Until I began to develop this sermon, I was one of those who was ready to jettison the idea of a Sunday devoted solely to doctrine of Trinity. Like many of us in the theological business, I am ready for some different ways of describing humanity’s relationship with God. There are certainly more names for God than Father, Son and Holy Spirit. As a woman who has gone through an era where Christianity has taken some long hard looks at the ways that women have been treated simply because we thought God was a boy’s name, I have seen the emergence of many varied ways of trying to describe God. As one who has moved from a type of faith that was centered in learning to a faith that is centered in being in relationship with God, I am finding the traditional descriptions more and more filled with meaning. Rather than limiting what and who God is, the Trinity seems to trace images that grow greater as I come to embrace God more.

Faith in the Trinity is a willingness to be transformed by God. And the more that I allow myself to be changed by that God, the more I am able to love in those areas that are the most difficult.
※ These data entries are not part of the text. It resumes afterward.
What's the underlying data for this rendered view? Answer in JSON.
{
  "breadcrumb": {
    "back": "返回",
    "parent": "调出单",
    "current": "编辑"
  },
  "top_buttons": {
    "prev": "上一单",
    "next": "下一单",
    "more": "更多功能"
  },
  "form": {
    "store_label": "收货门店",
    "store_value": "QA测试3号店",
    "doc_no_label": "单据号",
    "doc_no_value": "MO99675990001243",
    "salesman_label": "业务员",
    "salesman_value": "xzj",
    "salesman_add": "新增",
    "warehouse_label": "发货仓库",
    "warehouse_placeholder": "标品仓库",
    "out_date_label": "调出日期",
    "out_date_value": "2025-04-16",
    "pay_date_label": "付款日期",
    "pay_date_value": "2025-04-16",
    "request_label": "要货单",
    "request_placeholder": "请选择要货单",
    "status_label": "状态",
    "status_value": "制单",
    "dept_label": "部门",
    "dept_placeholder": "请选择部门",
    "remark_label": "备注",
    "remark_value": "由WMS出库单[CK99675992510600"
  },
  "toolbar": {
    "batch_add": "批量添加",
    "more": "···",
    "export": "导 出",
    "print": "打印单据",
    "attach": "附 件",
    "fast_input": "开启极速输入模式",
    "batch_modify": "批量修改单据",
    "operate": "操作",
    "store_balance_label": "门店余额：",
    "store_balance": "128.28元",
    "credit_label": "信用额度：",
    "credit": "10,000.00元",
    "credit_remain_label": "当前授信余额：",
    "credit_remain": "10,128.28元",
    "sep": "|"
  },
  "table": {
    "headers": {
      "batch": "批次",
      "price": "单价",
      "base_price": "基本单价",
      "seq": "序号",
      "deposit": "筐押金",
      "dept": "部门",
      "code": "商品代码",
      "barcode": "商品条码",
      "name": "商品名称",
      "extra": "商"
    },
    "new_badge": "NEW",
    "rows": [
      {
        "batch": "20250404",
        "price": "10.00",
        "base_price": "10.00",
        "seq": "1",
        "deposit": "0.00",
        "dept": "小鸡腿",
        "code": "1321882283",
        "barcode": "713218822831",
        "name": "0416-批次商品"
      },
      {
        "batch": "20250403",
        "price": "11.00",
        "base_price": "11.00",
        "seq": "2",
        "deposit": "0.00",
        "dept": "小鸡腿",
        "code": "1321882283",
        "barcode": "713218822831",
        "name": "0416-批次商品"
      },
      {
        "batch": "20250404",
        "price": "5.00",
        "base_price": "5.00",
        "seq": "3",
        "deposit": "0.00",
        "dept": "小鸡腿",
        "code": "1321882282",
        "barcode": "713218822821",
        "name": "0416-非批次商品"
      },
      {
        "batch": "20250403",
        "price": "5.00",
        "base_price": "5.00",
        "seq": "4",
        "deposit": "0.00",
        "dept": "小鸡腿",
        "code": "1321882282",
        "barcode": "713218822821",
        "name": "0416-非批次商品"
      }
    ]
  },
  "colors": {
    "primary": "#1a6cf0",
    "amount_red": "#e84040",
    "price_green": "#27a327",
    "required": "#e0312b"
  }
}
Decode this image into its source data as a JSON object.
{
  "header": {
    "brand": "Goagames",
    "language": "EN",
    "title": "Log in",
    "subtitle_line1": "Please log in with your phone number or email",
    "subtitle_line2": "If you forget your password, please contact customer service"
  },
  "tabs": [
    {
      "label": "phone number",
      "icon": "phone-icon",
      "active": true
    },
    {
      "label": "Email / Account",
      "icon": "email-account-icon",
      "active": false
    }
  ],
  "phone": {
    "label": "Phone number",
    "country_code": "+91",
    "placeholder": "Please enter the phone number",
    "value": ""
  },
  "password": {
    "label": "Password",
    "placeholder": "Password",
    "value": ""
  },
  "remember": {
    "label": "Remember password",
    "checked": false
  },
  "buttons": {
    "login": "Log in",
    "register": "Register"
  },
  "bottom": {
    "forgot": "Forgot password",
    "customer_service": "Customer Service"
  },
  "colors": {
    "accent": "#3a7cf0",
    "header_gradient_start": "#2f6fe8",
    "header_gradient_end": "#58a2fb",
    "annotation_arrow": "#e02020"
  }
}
Certainly this is the call of a Triune God. Just as a Triune God is always loving, so a Triune God is dynamic—always changing.

For those of you who love to say that you don’t like change, I would suggest that you observe that. I would suggest that if you allow yourself to be curmudgeons in the face of change, you will miss so much that our Lord holds out . If humanity is created in the image of a Triune God—we, as a part of the creation, are called to change. To gripe about change is to gripe about what is essential to human existence. Now I have to confess, I am not liking some of the changes I have to face—I don’t like it that my knees don’t work as well as they once did. But I must learn that God creates my unsure knees just as surely as God creates those wobbly legs of Christina as she learns how to walk. For a congregation who has just started using a new hymnal, we need to be willing to embrace not only the new, but embrace it as a gift from God instead of some botheration that somebody in the Synod thought up.

Resistance to change is what Aristotle called hamartia in Greek. It was what we learned when we studied the Greek plays—the tragic flaw. It is interesting that in the New Testament hamartia is translated SIN. To resist the dynamism of a Triune God is sin.

This is one of those cases in which we are often brought to a new level of transformation—to a new level of understanding of our relationship with God. God is always calling us to something new, something difficult, something always loving. To say NO to that ever- newness of God is rejecting that work that God is doing within us. We cannot continue to be in relationship with God if we are not willing to be a part of the transformation. At the same time, we know that we too are sinners—we often resist the call of God to be more than we were yesterday. And yet, God constantly loves us even in our rebellion.

It is my consideration that the world needs to hear the message of a God who is one-yet-three. It needs to know that the community of God triumphs over the isolation and individuation of society. And we as human creatures need to know that not only that we not alone, but it is not good for us to be alone or individualistic. We need a God who can image for us how to live with one another not only in peace but in a type of activity that creates wholeness and creativity.

This feast of the Holy Trinity reminds us that we may conserve only that which can continue be creative and lead to newness for the sake of Creation. It reminds us that even in sorrow or suffering, that community is the path to living in the way of Jesus. If we suffer in silence we will fail to know the healing touch of the Spirit through the love of others. For community, in the image of a Triune God, is one that sustains both joy and suffering without falling apart. And perhaps it will be the celebration of this Feast that in years to come, we as Church--as followers of the Way of Christ, will be able to stem the tide of “rugged individualism” so that we may become the images of God we were created to be. AMEN

1 comment:

Diane M. Roth said...

oh, I like this way of thinking about the Trinity.